A key recommendation of the report is that in order to achieve effective reductions in malnutrition significant political commitment is necessary on the National and sub-national levels. On numerous occasions the report refers to the success achieved by India’s state of Maharashtra Nutrition Mission through a public declaration of intent to reduce malnutrition. This was followed by rapid increases in spending which led to rapid declines in stunting rates. The report highlights that such clear political commitments are necessary for achieving targets but also need to be matched with clear time bound nutrition targets. In panel 3.3 the report analyses nutrition mission in six India states. The panel shows that by establishing the nutrition missions the states show political commitment but finds that this commitment is not matched by clear time bound targets. The authors thus argue that the setting of these targets and aligning them with global targets is more likely to achieve reductions in malnutrition.

The report also calls for a nutrition data revolution to create disaggregated data on nutrition that will support future investments.

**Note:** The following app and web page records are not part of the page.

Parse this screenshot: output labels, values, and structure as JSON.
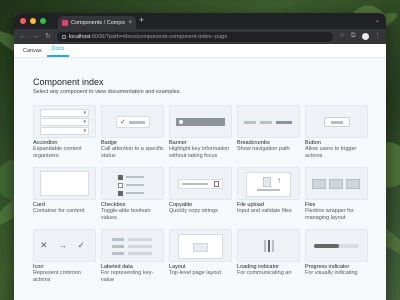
{
  "browser": {
    "tab_title": "Components / Component ind",
    "tab_close": "×",
    "new_tab": "+",
    "tab_menu": "⌄",
    "url_host": "localhost",
    "url_path": ":6006/?path=/docs/components-component-index--page",
    "nav_back": "←",
    "nav_forward": "→",
    "nav_reload": "↻",
    "star": "☆",
    "extensions": "⧉",
    "menu": "⋮"
  },
  "app_tabs": [
    {
      "label": "Canvas",
      "active": false
    },
    {
      "label": "Docs",
      "active": true
    }
  ],
  "page": {
    "title": "Component index",
    "subtitle": "Select any component to view documentation and examples."
  },
  "components": [
    {
      "name": "Accordion",
      "desc": "Expandable content organizers"
    },
    {
      "name": "Badge",
      "desc": "Call attention to a specific status"
    },
    {
      "name": "Banner",
      "desc": "Highlight key information without taking focus"
    },
    {
      "name": "Breadcrumbs",
      "desc": "Show navigation path"
    },
    {
      "name": "Button",
      "desc": "Allow users to trigger actions"
    },
    {
      "name": "Card",
      "desc": "Container for content"
    },
    {
      "name": "Checkbox",
      "desc": "Toggle-able boolean values"
    },
    {
      "name": "Copyable",
      "desc": "Quickly copy strings"
    },
    {
      "name": "File upload",
      "desc": "Input and validate files"
    },
    {
      "name": "Flex",
      "desc": "Flexbox wrapper for managing layout"
    },
    {
      "name": "Icon",
      "desc": "Represent common actions"
    },
    {
      "name": "Labeled data",
      "desc": "For representing key-value"
    },
    {
      "name": "Layout",
      "desc": "Top-level page layout"
    },
    {
      "name": "Loading indicator",
      "desc": "For communicating an"
    },
    {
      "name": "Progress indicator",
      "desc": "For visually indicating"
    }
  ],
  "thumb_glyphs": {
    "accordion_chevron": "▾",
    "badge_check": "✓",
    "upload_arrow": "↑",
    "icon_set": "✕ → ✓"
  },
  "progress_indicator_fraction": 0.55,
  "colors": {
    "accent": "#1ea7fd",
    "favicon": "#e83e6c"
  }
}
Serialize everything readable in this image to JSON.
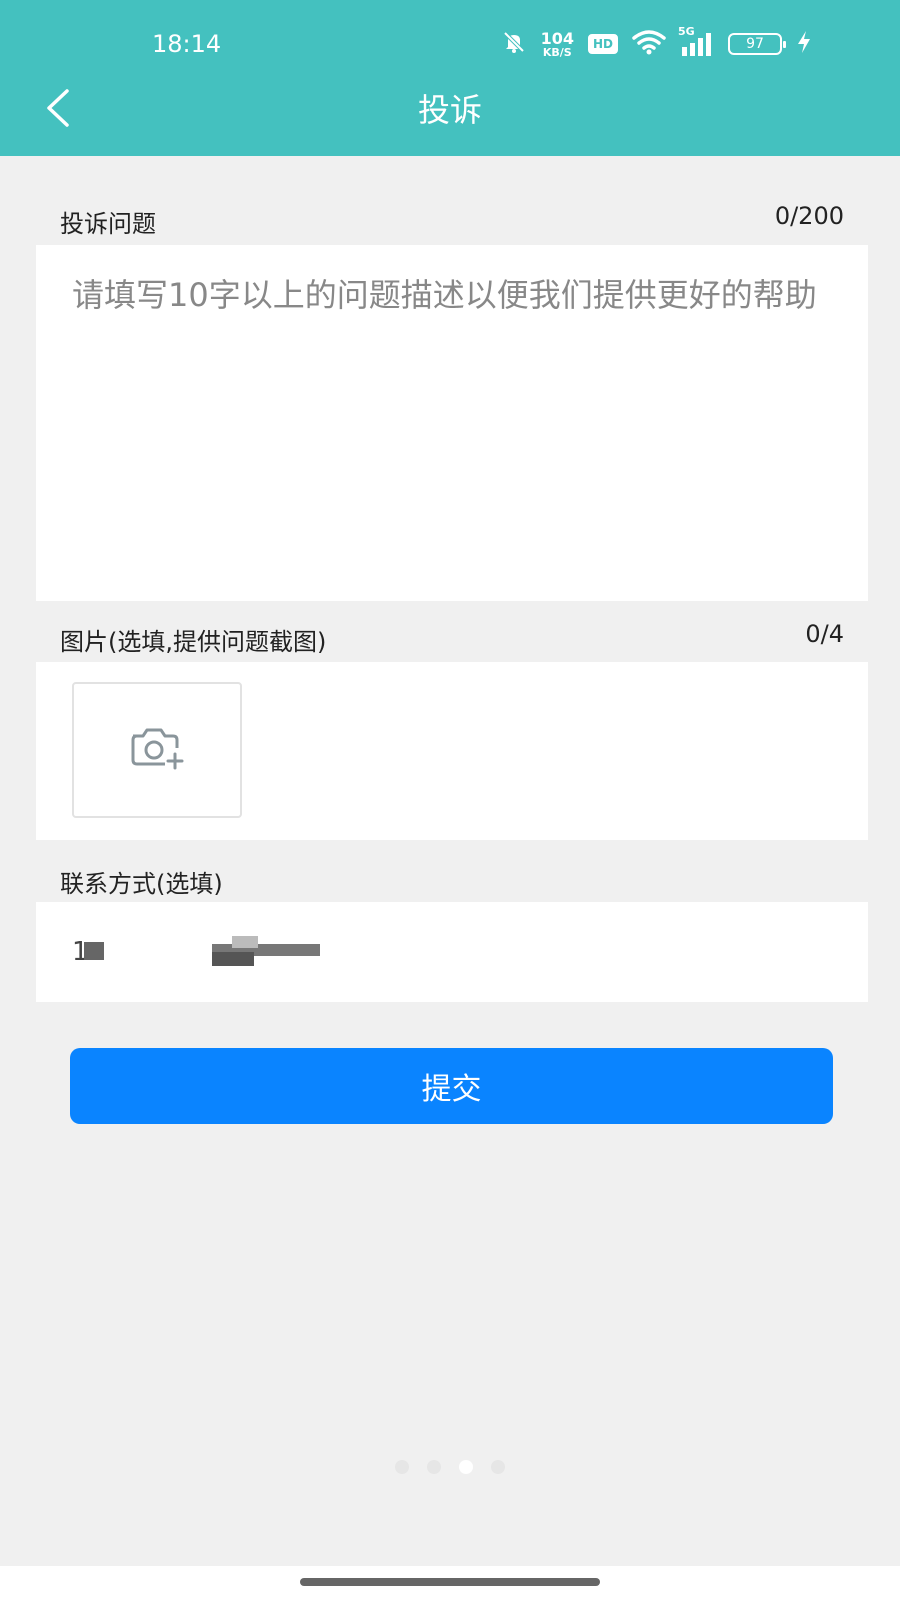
{
  "status_bar": {
    "time": "18:14",
    "net_speed_value": "104",
    "net_speed_unit": "KB/S",
    "hd_label": "HD",
    "network_type": "5G",
    "battery_level": "97",
    "icons": [
      "mute-bell-icon",
      "wifi-icon",
      "signal-icon",
      "battery-icon",
      "charging-icon"
    ]
  },
  "header": {
    "title": "投诉",
    "back_icon": "chevron-left-icon",
    "bg_color": "#44c1bf"
  },
  "complaint": {
    "label": "投诉问题",
    "counter": "0/200",
    "placeholder": "请填写10字以上的问题描述以便我们提供更好的帮助",
    "value": ""
  },
  "images": {
    "label": "图片(选填,提供问题截图)",
    "counter": "0/4",
    "add_icon": "camera-add-icon"
  },
  "contact": {
    "label": "联系方式(选填)",
    "value": "1",
    "note": "redacted-value"
  },
  "submit": {
    "label": "提交",
    "color": "#0a84ff"
  },
  "pager": {
    "total": 4,
    "active_index": 2
  }
}
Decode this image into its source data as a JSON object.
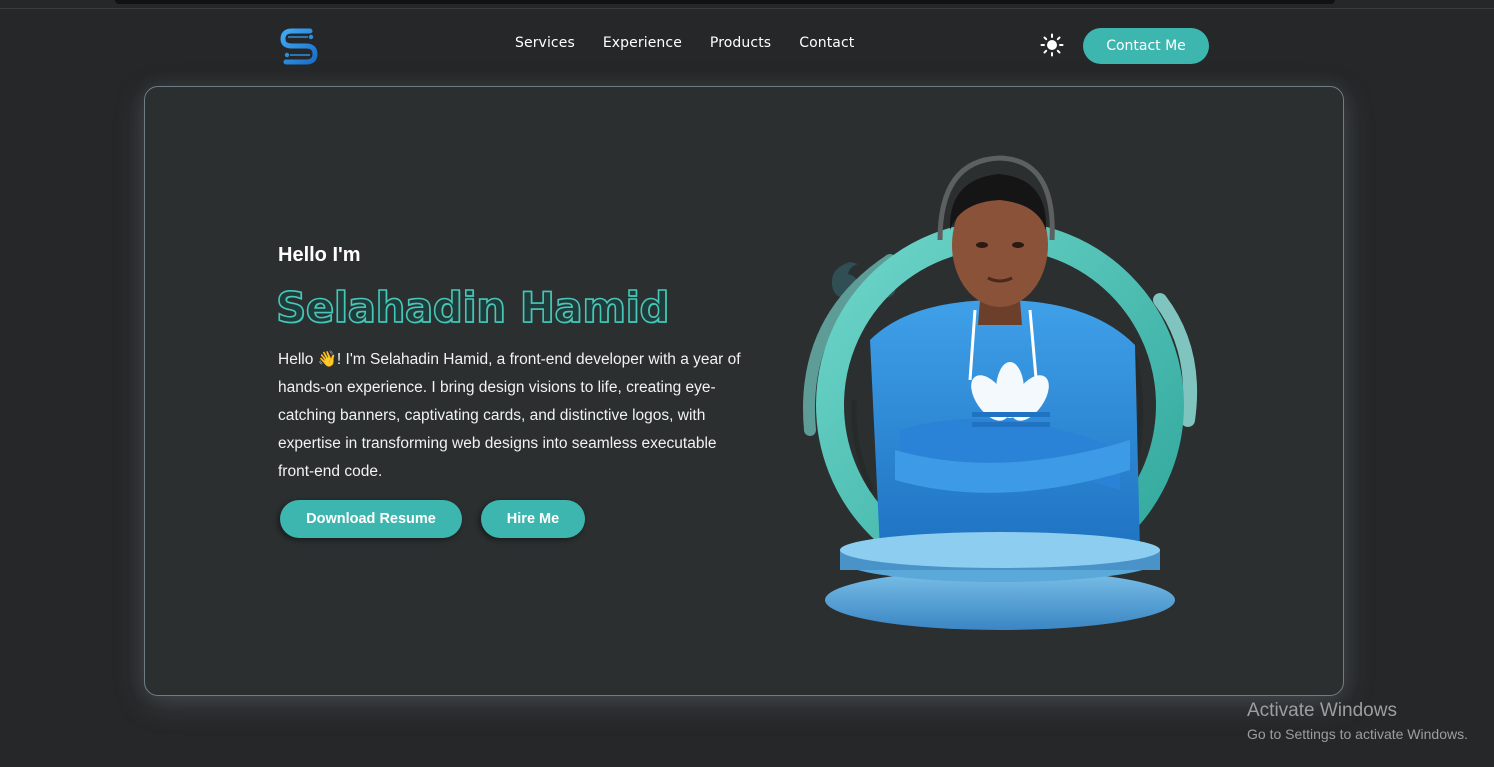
{
  "nav": {
    "links": [
      "Services",
      "Experience",
      "Products",
      "Contact"
    ],
    "contact_button": "Contact Me",
    "logo_icon": "s-circuit-logo",
    "theme_icon": "sun-icon"
  },
  "hero": {
    "greeting": "Hello I'm",
    "name": "Selahadin Hamid",
    "bio": "Hello 👋! I'm Selahadin Hamid, a front-end developer with a year of hands-on experience. I bring design visions to life, creating eye-catching banners, captivating cards, and distinctive logos, with expertise in transforming web designs into seamless executable front-end code.",
    "download_button": "Download Resume",
    "hire_button": "Hire Me"
  },
  "overlay": {
    "activate_title": "Activate Windows",
    "activate_subtitle": "Go to Settings to activate Windows."
  },
  "colors": {
    "background": "#252728",
    "card": "#2b2f30",
    "accent": "#3db6af",
    "name_outline": "#47c7b8"
  }
}
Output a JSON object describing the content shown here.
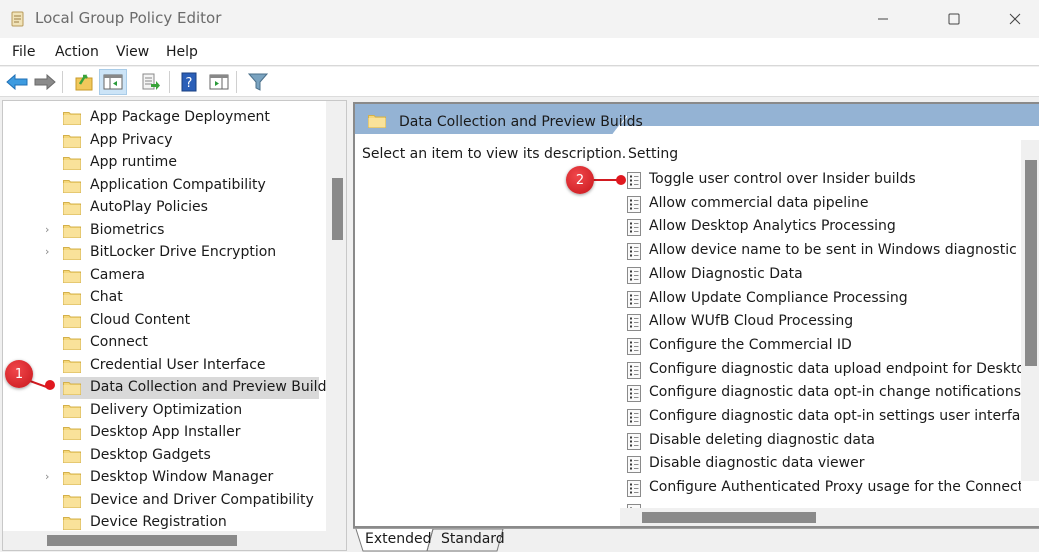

In particular the report argues that the demand for nutrition data at the level of the subnational administrative unit is increasing and lacking globally. India (2015-2016) together with Kenya (2014) are the only countries where surveys on the lowest administrative level have taken place. The disaggregation of this data is can support further interventions against malnutrition in India.

Currently, the majority of India’s malnutrition issues originate in undernutrition. The report stresses that policies for low and middle income countries, such as India, need to focus predominantly on combating undernutrition whilst also developing interventions that can deal with increasing rates of overweightness and diabetes. The report stresses that India and other countries should adopt successful lessons from other countries such as Brazil, Ghana, Peru and Vietnam that have managed to achieve rapid reductions in undernutrition. For instance, in the case of Ghana, rapid reductions in undernutrition have been achieved in recent years through a combination of policies that include: the implementation of community based acute malnutrition programs, a child centred health strategy, a supportive agricultural policy for smallholders, and the development of a national health insurance scheme. In Brazil, the report highlights that over many years the political commitment to tackling undernutrition has steadily strengthened, culminating in a law enshrining the right to food in Brazil’s constitution in 2010, allowing for long-term interventions.

For a summary from the perspective of global food security, see this blog.  

The full report can be accessed here.  A summary of the report can be accessed here.

Supplementary online materials: including nutrition indicators regional and country profiles and data sets can be accessed here.

By:   Bas Paris

Photo credit:Flickr, European Commission